We also had a visit from one of the traveling Tamale vendors. A couple pulled up with a cooler full of homemade tamales which they peddled to us (I declined, My Beloved is having tummy trouble) and our other customers. They had several takers and then shopped our sale and bought a few items themselves. Then it was off to the next sale. They are a Houston institution and they certainly have come up with a way to make going to garage sales profitable!
After it was all over I was left with 1 box of Harley Davidson clothes and 4 Pampered Chef items I decided to E-bay , plus 2 boxes of leftover stuff and 7 boxes of books & videos . Not bad considering I took 3 car loads of junk over to my friendÂ’s house.

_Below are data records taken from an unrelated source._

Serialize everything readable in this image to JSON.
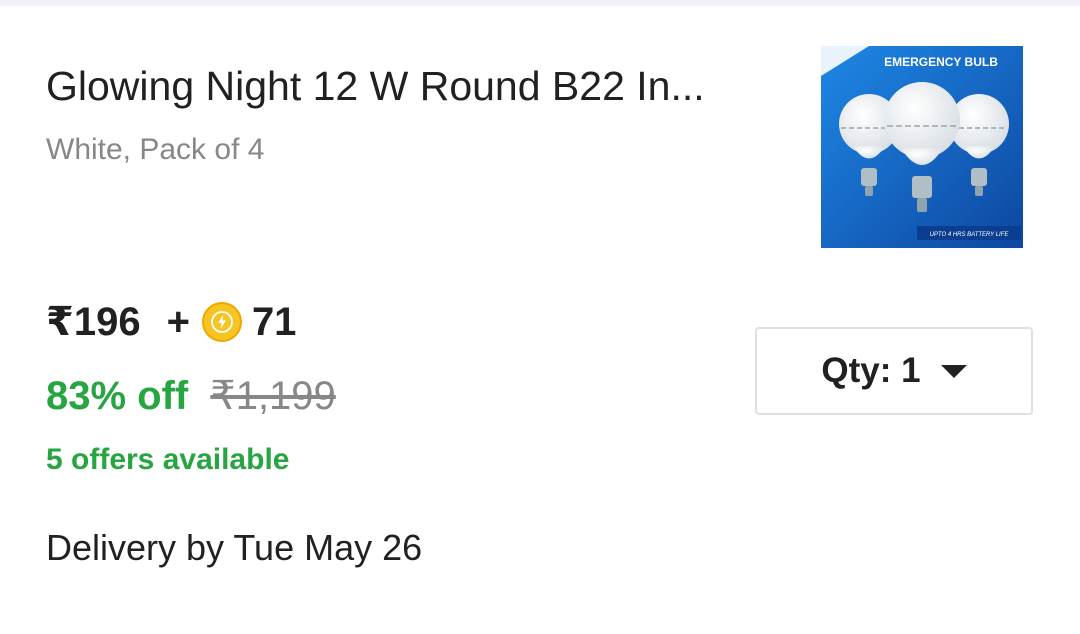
{
  "product": {
    "title": "Glowing Night 12 W Round B22 In...",
    "variant": "White, Pack of 4",
    "image": {
      "banner_text": "EMERGENCY BULB",
      "footer_text": "UPTO 4 HRS BATTERY LIFE"
    }
  },
  "pricing": {
    "price": "₹196",
    "plus": "+",
    "coins": "71",
    "coin_icon": "supercoin-lightning-icon",
    "discount": "83% off",
    "mrp": "₹1,199"
  },
  "offers": {
    "label": "5 offers available"
  },
  "delivery": {
    "text": "Delivery by Tue May 26"
  },
  "quantity": {
    "label": "Qty: 1"
  },
  "colors": {
    "green": "#26a541",
    "grey": "#878787",
    "text": "#212121",
    "coin": "#f7c422"
  }
}
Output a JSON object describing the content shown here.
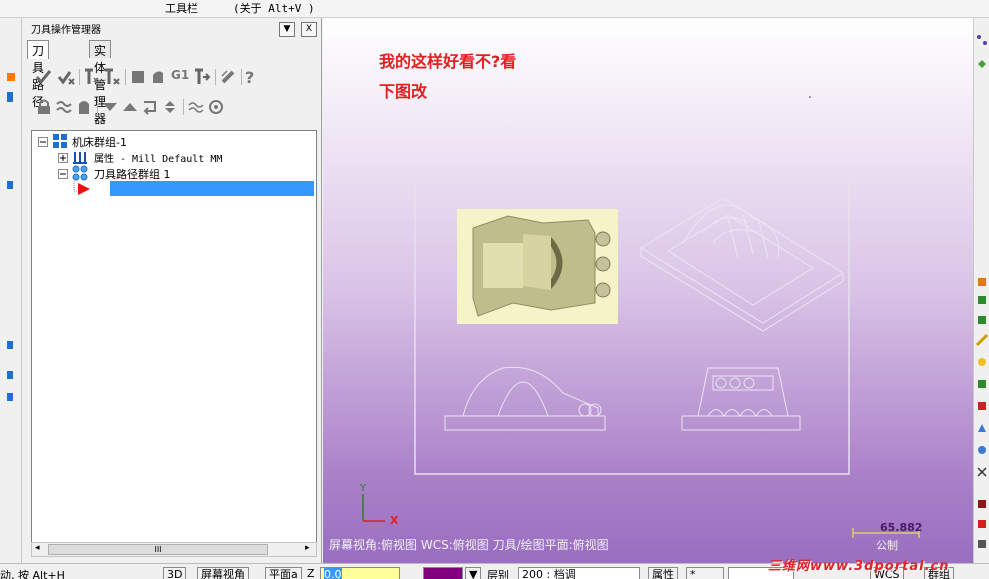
{
  "toolbar": {
    "label": "工具栏",
    "about": "(关于 Alt+V )"
  },
  "manager": {
    "title": "刀具操作管理器",
    "pin_button": "▼",
    "close_button": "X",
    "tabs": [
      {
        "label": "刀具路径"
      },
      {
        "label": "实体管理器"
      }
    ],
    "scroll_thumb": "III"
  },
  "tree": {
    "machine_group": "机床群组-1",
    "properties": "属性 - Mill Default MM",
    "toolpath_group": "刀具路径群组 1"
  },
  "graphics": {
    "note_line1": "我的这样好看不?看",
    "note_line2": "下图改",
    "axis_y": "Y",
    "axis_x": "X",
    "status": "屏幕视角:俯视图    WCS:俯视图    刀具/绘图平面:俯视图",
    "scale_value": "65.882",
    "scale_unit": "公制"
  },
  "statusbar": {
    "hint": "动, 按 Alt+H",
    "btn_3d": "3D",
    "btn_screen_view": "屏幕视角",
    "btn_plane": "平面a",
    "z_label": "Z",
    "z_value": "0.0",
    "layer_label": "层别",
    "layer_value": "200 : 档调",
    "props": "属性",
    "star": "*",
    "wcs": "WCS",
    "group": "群组"
  },
  "watermark": "三维网www.3dportal.cn",
  "colors": {
    "accent_red": "#e02020",
    "selection_blue": "#3399ff",
    "gfx_bottom": "#9a6ec0"
  }
}
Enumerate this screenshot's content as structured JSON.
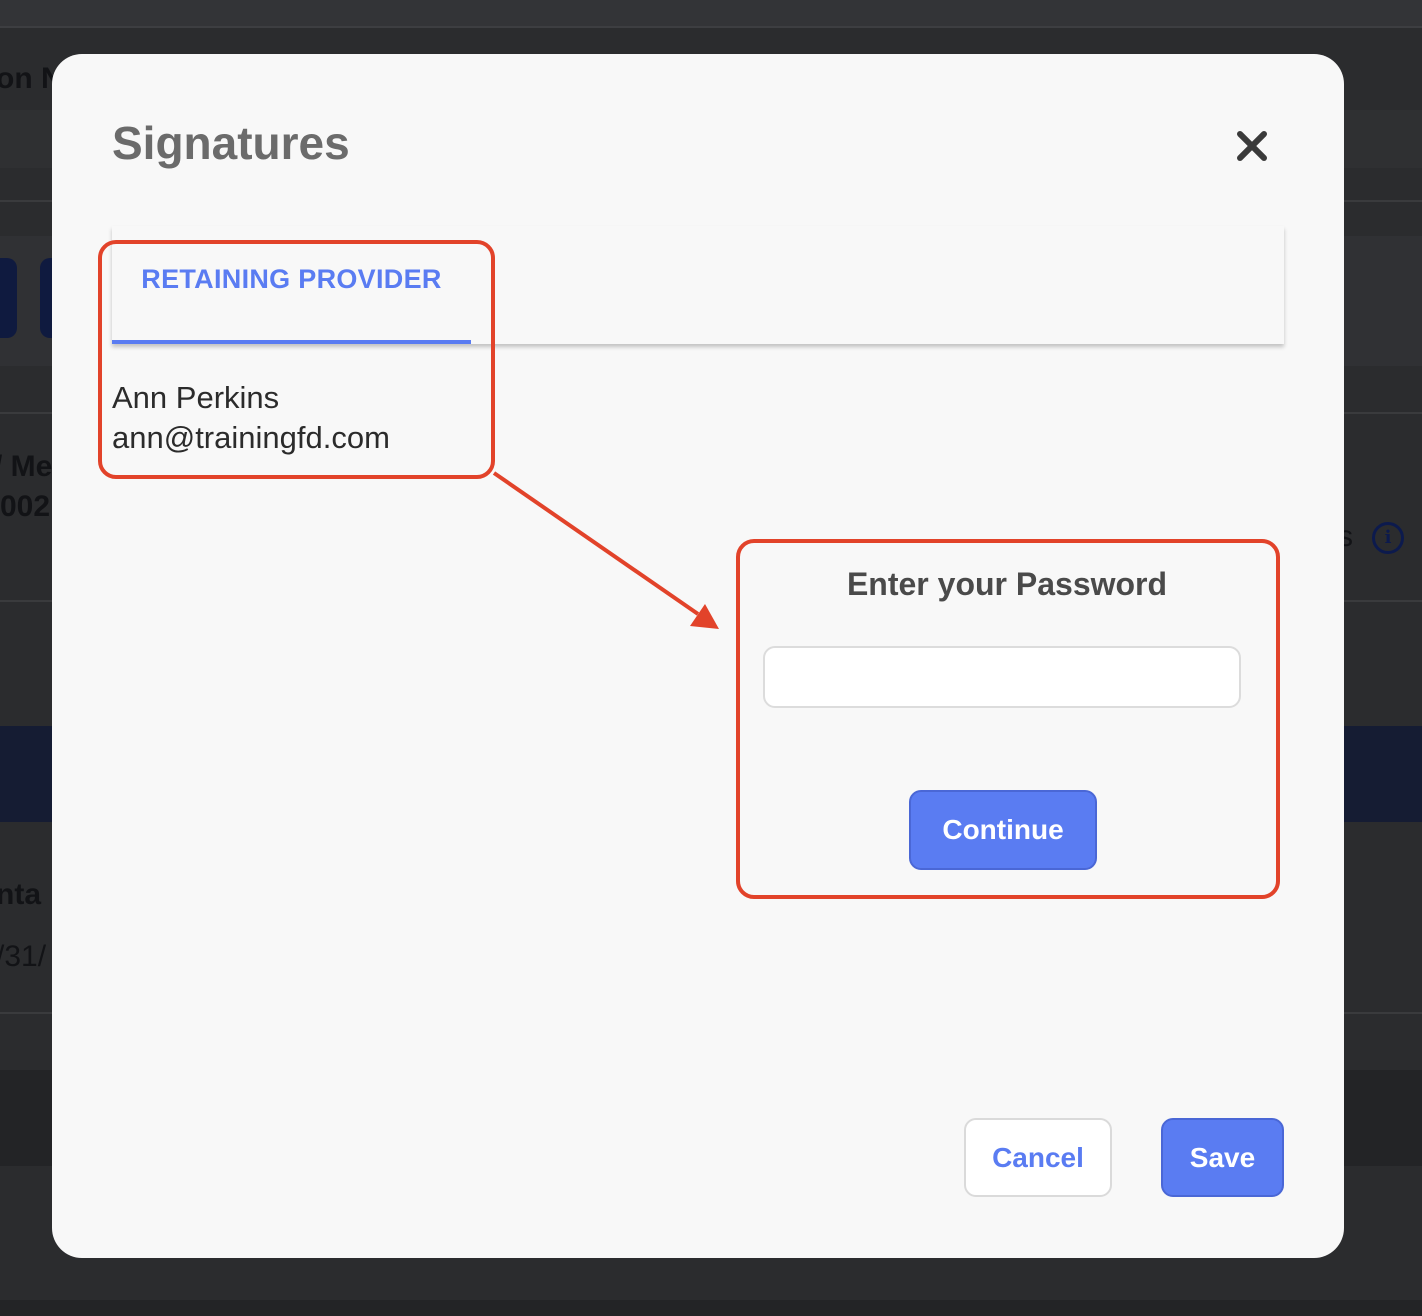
{
  "background": {
    "fragments": [
      "on N",
      "/ Me",
      "002",
      "nta",
      "/31/",
      "s"
    ]
  },
  "modal": {
    "title": "Signatures",
    "close_icon": "close-icon",
    "tab": {
      "label": "RETAINING PROVIDER",
      "active": true
    },
    "provider": {
      "name": "Ann Perkins",
      "email": "ann@trainingfd.com"
    },
    "password": {
      "label": "Enter your Password",
      "value": "",
      "placeholder": ""
    },
    "continue_label": "Continue",
    "cancel_label": "Cancel",
    "save_label": "Save"
  },
  "colors": {
    "accent": "#5a7cf2",
    "annotation": "#e2432a",
    "overlay": "#2b2c2e"
  }
}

I loaded up the leftovers, abandoned the STUFF at the nearest thrift shop and took the books to Half Price. I'd thought about taking the books in a box or two at a time, since the more books you bring in, the less they give you. It was hot so I figured the hell with it and took it all in , just to get rid of it. They gave me $30 for the bunch.

After subtracting the cost of the ad and adding in the $30 that HPB gave me I made $226.25. Not bad for a mornings work , or given the heat, a mornings baking.

The best benefit? Empty spaces in the cabinets!

Friday, June 02, 2006

Garage Sailing From the Opposite Side of the Fence

Friend of mine and I are having a garage sale tomorrow. At her house, since she has a big front lawn and nice long driveway. I love my house but we have no front lawn at all – and the street is so very narrow. It means I have to haul my stuff so I’ve been lifting that barge and toting that bale.

It’s been all about cleaning out cupboards and loading up the car. I filled it twice and it is full again, waiting for tomorrow morning. 6 boxes of kitchen stuff is outta here. I am downsizing – there are just 2 of us, I don’t need 6 skillets and 5 pie pans. The clothes closet got a pass through and the Amazon inventory a drastic culling.

I’ve an ad in the paper and a posting on Craigslist. Heaven would be an aspiring bookseller who offers to buy all the books. I could tell them that I used to be a bookseller but decided to get out of the business. Do you think I’d be struck dead for lying?

So the house is 3 carloads lighter when it comes to STUFF. I love purging stuff, we have to much of it as it is.

And it better not rain!!!!